[ENTRIES SHOWN — start]
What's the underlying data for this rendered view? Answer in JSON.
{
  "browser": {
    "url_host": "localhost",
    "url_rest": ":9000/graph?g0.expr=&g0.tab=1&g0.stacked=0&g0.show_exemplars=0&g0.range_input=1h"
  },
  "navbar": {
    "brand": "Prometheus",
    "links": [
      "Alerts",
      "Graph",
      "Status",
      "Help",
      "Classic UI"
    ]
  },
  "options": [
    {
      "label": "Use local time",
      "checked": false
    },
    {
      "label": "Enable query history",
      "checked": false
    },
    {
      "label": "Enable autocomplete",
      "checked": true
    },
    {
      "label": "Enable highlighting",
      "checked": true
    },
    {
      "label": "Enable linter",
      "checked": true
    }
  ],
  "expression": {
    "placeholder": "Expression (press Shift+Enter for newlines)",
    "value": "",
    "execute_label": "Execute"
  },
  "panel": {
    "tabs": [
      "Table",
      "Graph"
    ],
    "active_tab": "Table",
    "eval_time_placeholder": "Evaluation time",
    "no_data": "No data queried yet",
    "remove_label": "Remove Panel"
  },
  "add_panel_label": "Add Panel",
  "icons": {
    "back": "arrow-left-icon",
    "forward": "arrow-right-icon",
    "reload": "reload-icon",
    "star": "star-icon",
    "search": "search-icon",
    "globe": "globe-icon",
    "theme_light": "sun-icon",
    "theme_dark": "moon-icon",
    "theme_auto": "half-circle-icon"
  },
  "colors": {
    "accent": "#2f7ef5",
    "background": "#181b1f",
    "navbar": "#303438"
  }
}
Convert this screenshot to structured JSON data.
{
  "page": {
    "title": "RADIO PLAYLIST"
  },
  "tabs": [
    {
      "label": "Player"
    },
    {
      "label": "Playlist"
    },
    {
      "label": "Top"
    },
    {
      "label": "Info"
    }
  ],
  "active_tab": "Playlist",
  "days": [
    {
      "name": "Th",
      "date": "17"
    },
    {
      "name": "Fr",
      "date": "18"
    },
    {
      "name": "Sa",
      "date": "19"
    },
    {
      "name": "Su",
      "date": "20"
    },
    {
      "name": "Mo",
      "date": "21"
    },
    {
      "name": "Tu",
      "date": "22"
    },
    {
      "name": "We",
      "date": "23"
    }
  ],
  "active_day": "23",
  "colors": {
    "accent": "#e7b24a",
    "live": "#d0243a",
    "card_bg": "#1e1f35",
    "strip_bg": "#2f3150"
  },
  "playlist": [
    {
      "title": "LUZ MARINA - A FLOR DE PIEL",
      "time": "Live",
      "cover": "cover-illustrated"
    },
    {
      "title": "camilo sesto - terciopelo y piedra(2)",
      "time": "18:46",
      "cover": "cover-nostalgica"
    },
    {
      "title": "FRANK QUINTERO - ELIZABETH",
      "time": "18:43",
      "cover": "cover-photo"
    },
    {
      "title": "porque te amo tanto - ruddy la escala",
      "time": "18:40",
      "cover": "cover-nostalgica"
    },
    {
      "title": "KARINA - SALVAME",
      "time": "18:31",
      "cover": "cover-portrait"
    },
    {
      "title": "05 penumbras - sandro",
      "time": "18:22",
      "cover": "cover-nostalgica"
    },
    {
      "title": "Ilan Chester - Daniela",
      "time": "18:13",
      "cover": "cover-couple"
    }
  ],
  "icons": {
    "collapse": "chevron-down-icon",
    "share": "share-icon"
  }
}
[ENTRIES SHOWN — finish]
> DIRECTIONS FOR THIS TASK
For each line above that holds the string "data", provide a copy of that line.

> SOLUTION BELOW
What's the underlying data for this rendered view? Answer in JSON.
    "no_data": "No data queried yet",
Convert this screenshot to structured JSON data.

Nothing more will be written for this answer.